way.’ You know what they call a lady dog.” She chuckles. “So I settled on Pup.”
The name may be unusual, but John thinks it sounds better than
The Johnsons have always been self-employed and operated an
air-conditioning and heating business for years. As with so much of what
followed, one thing seemed to lead to learning and trying something else. For
example, Darlene took a class in making stained-glass windows because she wanted
a stained-glass window in her home; buying one was too expensive.
Prior to learning the craft of pottery-making at the Spokane Art
School, Arlene had been a flat artist, doing drawings and paintings – and
taking her work to shows.
At the shows she noticed that pottery sold well. “The potters

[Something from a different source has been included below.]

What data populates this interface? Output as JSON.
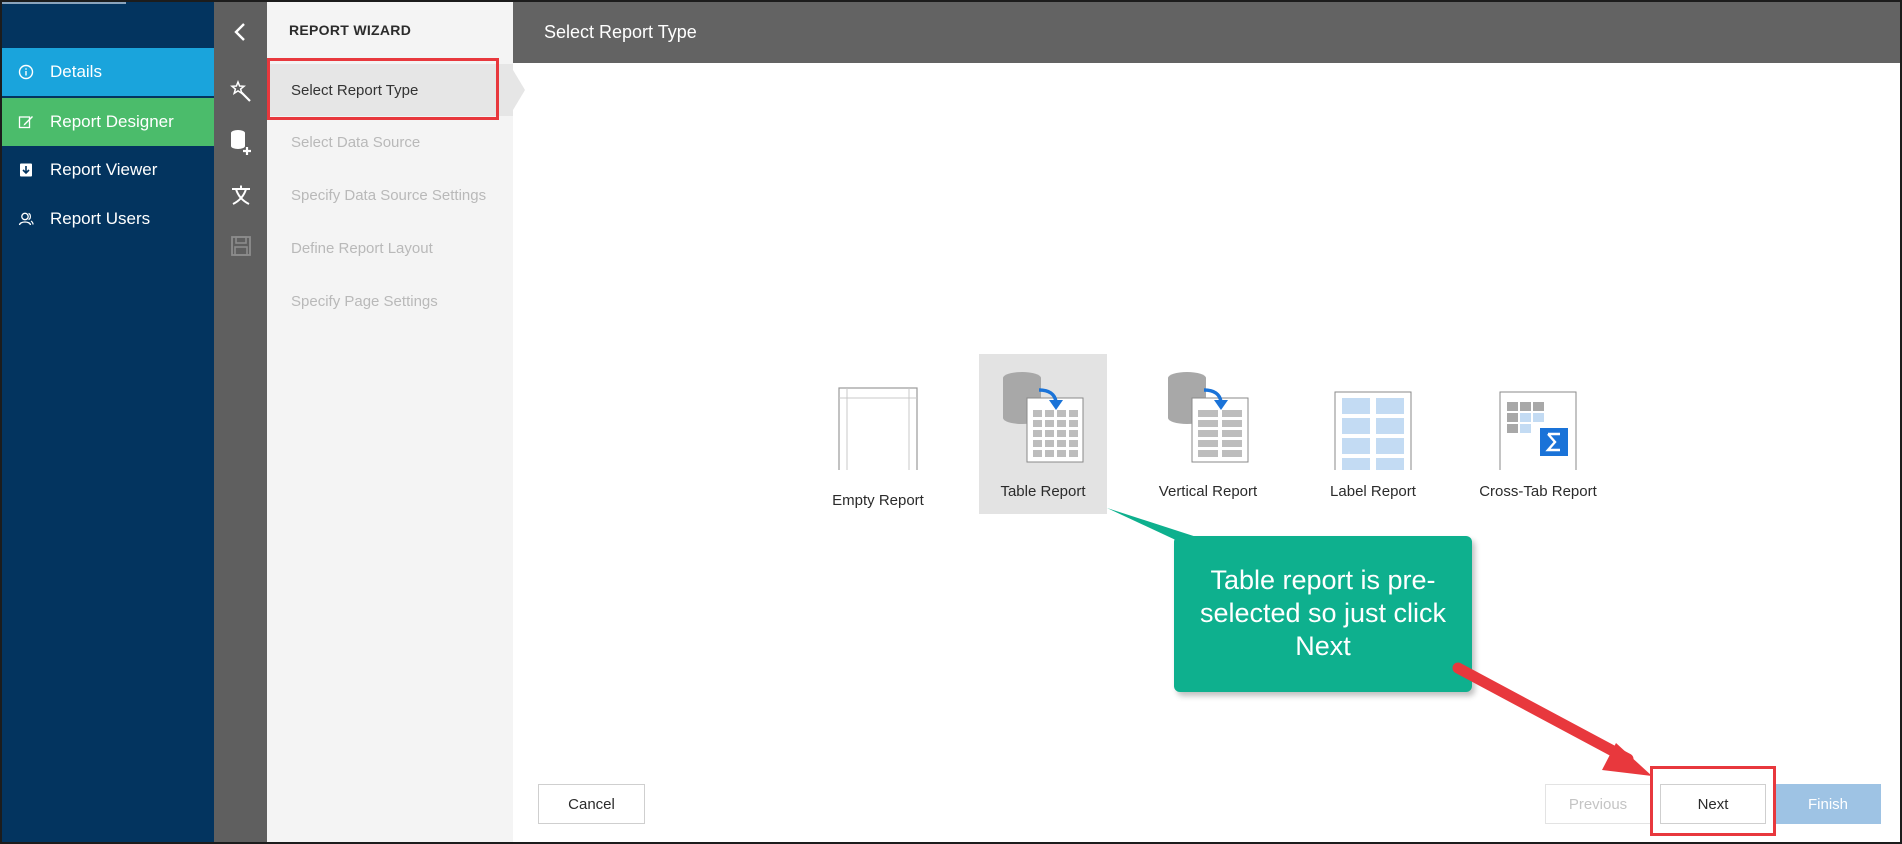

couldn’t wrap fast enough,” she says.
When Darlene took up pottery making, John became interested in
glass blowing. From his experience with the mechanics of air conditioning, John
built his own glass-making equipment.

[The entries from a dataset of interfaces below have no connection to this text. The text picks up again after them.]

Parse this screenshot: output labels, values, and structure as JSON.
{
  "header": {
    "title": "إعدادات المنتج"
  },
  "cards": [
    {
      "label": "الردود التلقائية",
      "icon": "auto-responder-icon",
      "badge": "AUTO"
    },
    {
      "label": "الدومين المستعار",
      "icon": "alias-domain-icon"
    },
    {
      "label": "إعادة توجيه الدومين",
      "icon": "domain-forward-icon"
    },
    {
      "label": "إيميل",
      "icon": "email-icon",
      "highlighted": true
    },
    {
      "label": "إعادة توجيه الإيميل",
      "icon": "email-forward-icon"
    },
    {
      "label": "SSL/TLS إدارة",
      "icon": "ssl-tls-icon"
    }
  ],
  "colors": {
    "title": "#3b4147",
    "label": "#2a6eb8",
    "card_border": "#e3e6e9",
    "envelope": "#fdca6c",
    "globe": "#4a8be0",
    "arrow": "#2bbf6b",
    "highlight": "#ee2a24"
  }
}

Today, glass and pottery is the couple’s sole business. Darlene
says, “We do two to three shows a month – about 23 to 27 a year, with January
and February off.” The couple live in Coeur d’Alene and travel to shows locally

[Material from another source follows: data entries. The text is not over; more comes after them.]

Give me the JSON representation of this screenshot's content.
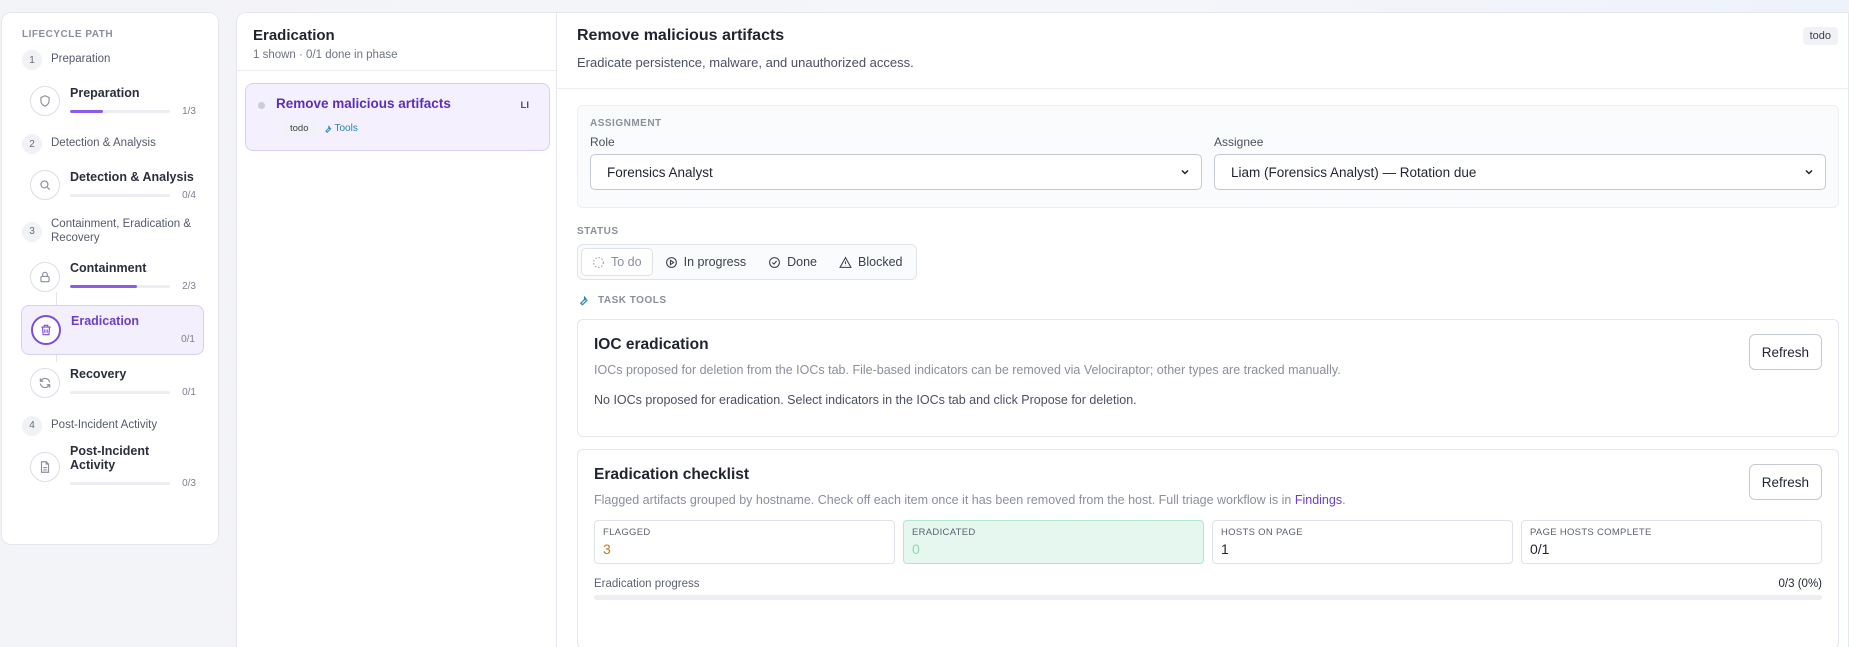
{
  "sidebar": {
    "title": "LIFECYCLE PATH",
    "phases": [
      {
        "num": "1",
        "name": "Preparation"
      },
      {
        "num": "2",
        "name": "Detection & Analysis"
      },
      {
        "num": "3",
        "name": "Containment, Eradication & Recovery"
      },
      {
        "num": "4",
        "name": "Post-Incident Activity"
      }
    ],
    "steps": [
      {
        "label": "Preparation",
        "count": "1/3",
        "progress": 0.33,
        "icon": "shield-icon"
      },
      {
        "label": "Detection & Analysis",
        "count": "0/4",
        "progress": 0,
        "icon": "search-icon"
      },
      {
        "label": "Containment",
        "count": "2/3",
        "progress": 0.67,
        "icon": "lock-icon"
      },
      {
        "label": "Eradication",
        "count": "0/1",
        "progress": 0,
        "icon": "trash-icon",
        "active": true
      },
      {
        "label": "Recovery",
        "count": "0/1",
        "progress": 0,
        "icon": "refresh-icon"
      },
      {
        "label": "Post-Incident Activity",
        "count": "0/3",
        "progress": 0,
        "icon": "document-icon"
      }
    ]
  },
  "tasks": {
    "title": "Eradication",
    "subtitle": "1 shown · 0/1 done in phase",
    "items": [
      {
        "name": "Remove malicious artifacts",
        "initials": "LI",
        "status": "todo",
        "tools": "Tools"
      }
    ]
  },
  "detail": {
    "title": "Remove malicious artifacts",
    "description": "Eradicate persistence, malware, and unauthorized access.",
    "status_badge": "todo",
    "assignment": {
      "section": "ASSIGNMENT",
      "role_label": "Role",
      "role_value": "Forensics Analyst",
      "assignee_label": "Assignee",
      "assignee_value": "Liam (Forensics Analyst) — Rotation due"
    },
    "status": {
      "section": "STATUS",
      "options": [
        "To do",
        "In progress",
        "Done",
        "Blocked"
      ],
      "selected": "To do"
    },
    "tools_section": "TASK TOOLS",
    "ioc": {
      "title": "IOC eradication",
      "description": "IOCs proposed for deletion from the IOCs tab. File-based indicators can be removed via Velociraptor; other types are tracked manually.",
      "note": "No IOCs proposed for eradication. Select indicators in the IOCs tab and click Propose for deletion.",
      "refresh": "Refresh"
    },
    "checklist": {
      "title": "Eradication checklist",
      "description_prefix": "Flagged artifacts grouped by hostname. Check off each item once it has been removed from the host. Full triage workflow is in ",
      "link": "Findings",
      "description_suffix": ".",
      "refresh": "Refresh",
      "stats": [
        {
          "label": "FLAGGED",
          "value": "3"
        },
        {
          "label": "ERADICATED",
          "value": "0"
        },
        {
          "label": "HOSTS ON PAGE",
          "value": "1"
        },
        {
          "label": "PAGE HOSTS COMPLETE",
          "value": "0/1"
        }
      ],
      "progress_label": "Eradication progress",
      "progress_value": "0/3 (0%)",
      "progress": 0
    }
  },
  "colors": {
    "accent": "#7c4fd6",
    "accent_text": "#5b2fb8",
    "link_blue": "#2683b8",
    "orange": "#c9751c",
    "green_bg": "#e6f7f0"
  }
}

and throughout the Northwest. They also show their art work at several
cooperatives and Auntie’s in Spokane.
The Johnsons do not make their own glass from scratch but travel
to Seattle to buy clear glass cubes which John will melt in their own crucible.
John explains that glass is formed from pure silica and discovered that the
source of their particular glass is Lane Mountain Inc. in Valley, Wash., owned
and operated by Ed Skates. The company mines silica near Valley and ships the
raw material by truck to Seattle for processing.
John uses no paint but adds the color to his glass objects by
rolling the still scorching hot, blown glass in glass chips. The chips melt and
give such objects as the glass balls their various colors – pink, green,
lavender and red. He comments on glass that is labeled “Mt. St. Helen’s glass,
saying that the ash does not make glass, that only a small amount is added to
add value as a souvenir.
In addition to the glass balls, a new offering this year
includes a useful, plant-watering tube – great for the indoor gardener. The 10-
or 12-inch metal “stem” that plugs into the bottom of a glass ball is inserted
into the dirt at the base of the plant and when the soil dries out, the ball,
which is filled with water, releases enough water to keep the plant suitably moist.
Another new piece this year is “Walk on the Beach,” a variation
of the snowstorm paperweight. Instead of shaking the glass globe to create a
snowstorm, one shakes a layer of sand, shells and drift wood sealed inside the
ball. Darlene says, “You can rearrange your “beach” so that it is different
each time you shake it.” This would be great for a desk in a landlocked, office
If the booth seems to display a predominance of glass balls,
perhaps there is a reason. Darlene believes that John became interested in
glass blowing because he searched constantly to find one of the glass,
fishing-net floats that sometimes washes up on Pacific beaches. “He never did
find one,” she says.
Darlene designs her jewelry, bracelets, ear rings and necklaces
from broken glass balls after reheating and shaping the material. “We are
green,” she laughs. “We recycle.”
Perhaps the real show-stopper of the Johnson’s booth is a
rectangular, glass plate, about the size of a lap top computer screen and is
centered with the profile of a swimming, red salmon. The fish itself began as a
copper sheet which Darlene cut in the shape of a salmon and added the details.
Then she placed the salmon on amber glass and overlay that with clear glass
before firing the whole thing. Intense heat changes the copper to red and fuses
the outside slabs of glass together. There are bubbles in the water which add
to the realism.
Darlene says the bubbles were not planned and that there
sometimes are surprises; in the firing, things happen, often for the better –
She has another salmon plate, made in the same way as the show
stopper, but something occurred in the heating process. No sleek salmon this
fish. It turned out chunky and thick in the middle.
“My husband calls it The Grouper,” she says. And it does look
Here is where a sense of humor, both in life and art, helps –
when things take an unplanned turn.
correspondent Jeri McCroskey at email@example.com